# DIRECTIONS:
Would you print the data below exactly, leaving out every picture?

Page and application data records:
|---|

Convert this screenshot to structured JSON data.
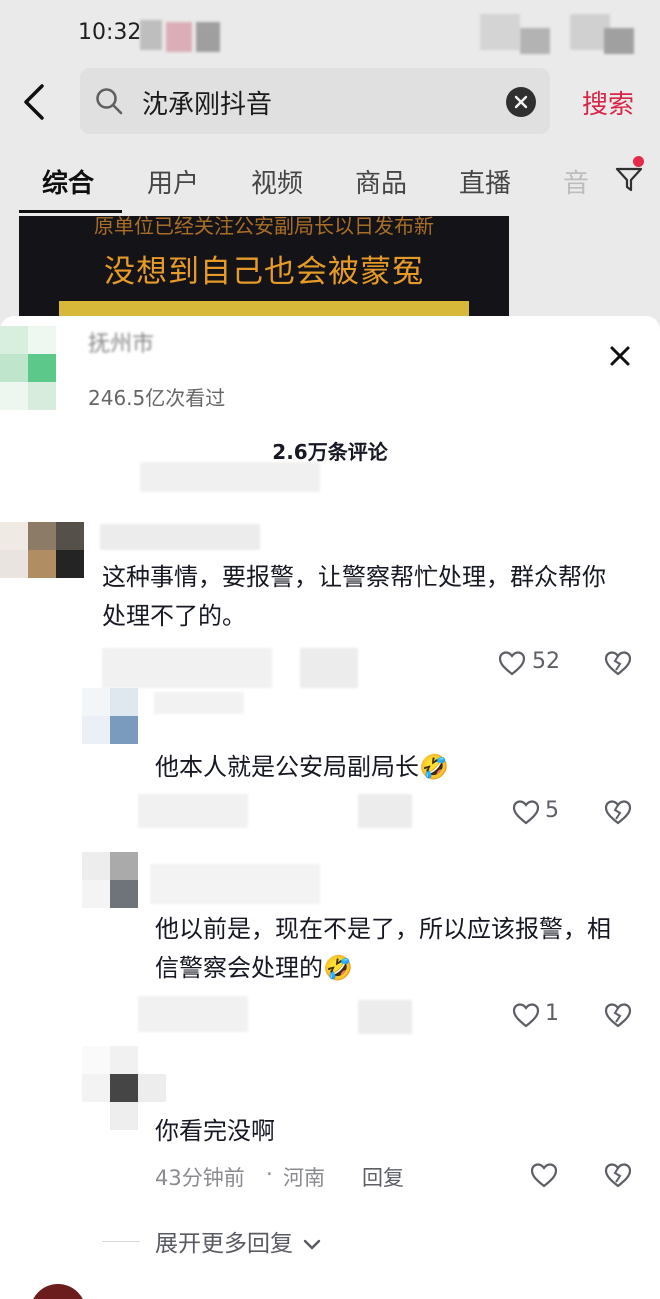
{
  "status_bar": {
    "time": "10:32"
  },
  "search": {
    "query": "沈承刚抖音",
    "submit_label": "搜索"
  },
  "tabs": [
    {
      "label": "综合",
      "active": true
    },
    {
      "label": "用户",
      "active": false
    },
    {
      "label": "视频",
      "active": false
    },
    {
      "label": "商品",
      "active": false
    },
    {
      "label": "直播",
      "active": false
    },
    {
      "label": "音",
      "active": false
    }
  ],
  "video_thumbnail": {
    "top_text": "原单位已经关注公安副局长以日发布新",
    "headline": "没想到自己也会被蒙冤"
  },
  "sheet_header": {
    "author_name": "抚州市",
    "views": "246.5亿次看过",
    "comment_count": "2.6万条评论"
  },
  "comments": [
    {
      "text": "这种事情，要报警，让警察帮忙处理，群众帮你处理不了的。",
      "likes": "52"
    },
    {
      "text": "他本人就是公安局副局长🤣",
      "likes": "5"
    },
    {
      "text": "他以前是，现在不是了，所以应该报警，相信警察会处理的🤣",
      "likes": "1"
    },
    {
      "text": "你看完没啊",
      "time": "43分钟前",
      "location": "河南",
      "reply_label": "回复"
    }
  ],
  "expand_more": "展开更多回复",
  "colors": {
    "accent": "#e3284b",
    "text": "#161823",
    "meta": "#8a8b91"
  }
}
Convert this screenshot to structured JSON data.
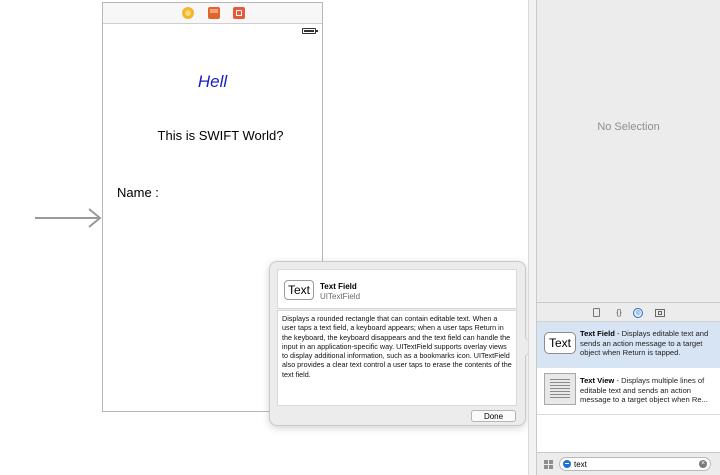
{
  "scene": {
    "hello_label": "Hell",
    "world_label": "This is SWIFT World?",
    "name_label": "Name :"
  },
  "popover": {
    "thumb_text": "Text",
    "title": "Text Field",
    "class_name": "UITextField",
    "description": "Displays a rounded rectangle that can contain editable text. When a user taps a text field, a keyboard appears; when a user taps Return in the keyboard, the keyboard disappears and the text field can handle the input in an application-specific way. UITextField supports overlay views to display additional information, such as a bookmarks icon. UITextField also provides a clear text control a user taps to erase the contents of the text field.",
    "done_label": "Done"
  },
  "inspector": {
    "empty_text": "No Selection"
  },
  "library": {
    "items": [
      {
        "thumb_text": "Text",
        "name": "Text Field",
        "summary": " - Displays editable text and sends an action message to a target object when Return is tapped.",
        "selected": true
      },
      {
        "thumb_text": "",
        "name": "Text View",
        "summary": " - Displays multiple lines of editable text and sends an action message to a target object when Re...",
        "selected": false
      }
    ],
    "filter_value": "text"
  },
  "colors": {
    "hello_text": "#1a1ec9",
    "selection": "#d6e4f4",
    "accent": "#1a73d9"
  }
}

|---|

# REPLY:
Convert this screenshot to structured JSON data.
{
  "status_bar": {
    "time": "10:32"
  },
  "search": {
    "query": "沈承刚抖音",
    "submit_label": "搜索"
  },
  "tabs": [
    {
      "label": "综合",
      "active": true
    },
    {
      "label": "用户",
      "active": false
    },
    {
      "label": "视频",
      "active": false
    },
    {
      "label": "商品",
      "active": false
    },
    {
      "label": "直播",
      "active": false
    },
    {
      "label": "音",
      "active": false
    }
  ],
  "video_thumbnail": {
    "top_text": "原单位已经关注公安副局长以日发布新",
    "headline": "没想到自己也会被蒙冤"
  },
  "sheet_header": {
    "author_name": "抚州市",
    "views": "246.5亿次看过",
    "comment_count": "2.6万条评论"
  },
  "comments": [
    {
      "text": "这种事情，要报警，让警察帮忙处理，群众帮你处理不了的。",
      "likes": "52"
    },
    {
      "text": "他本人就是公安局副局长🤣",
      "likes": "5"
    },
    {
      "text": "他以前是，现在不是了，所以应该报警，相信警察会处理的🤣",
      "likes": "1"
    },
    {
      "text": "你看完没啊",
      "time": "43分钟前",
      "location": "河南",
      "reply_label": "回复"
    }
  ],
  "expand_more": "展开更多回复",
  "colors": {
    "accent": "#e3284b",
    "text": "#161823",
    "meta": "#8a8b91"
  }
}
Convert this screenshot to structured JSON data.
{
  "scene": {
    "hello_label": "Hell",
    "world_label": "This is SWIFT World?",
    "name_label": "Name :"
  },
  "popover": {
    "thumb_text": "Text",
    "title": "Text Field",
    "class_name": "UITextField",
    "description": "Displays a rounded rectangle that can contain editable text. When a user taps a text field, a keyboard appears; when a user taps Return in the keyboard, the keyboard disappears and the text field can handle the input in an application-specific way. UITextField supports overlay views to display additional information, such as a bookmarks icon. UITextField also provides a clear text control a user taps to erase the contents of the text field.",
    "done_label": "Done"
  },
  "inspector": {
    "empty_text": "No Selection"
  },
  "library": {
    "items": [
      {
        "thumb_text": "Text",
        "name": "Text Field",
        "summary": " - Displays editable text and sends an action message to a target object when Return is tapped.",
        "selected": true
      },
      {
        "thumb_text": "",
        "name": "Text View",
        "summary": " - Displays multiple lines of editable text and sends an action message to a target object when Re...",
        "selected": false
      }
    ],
    "filter_value": "text"
  },
  "colors": {
    "hello_text": "#1a1ec9",
    "selection": "#d6e4f4",
    "accent": "#1a73d9"
  }
}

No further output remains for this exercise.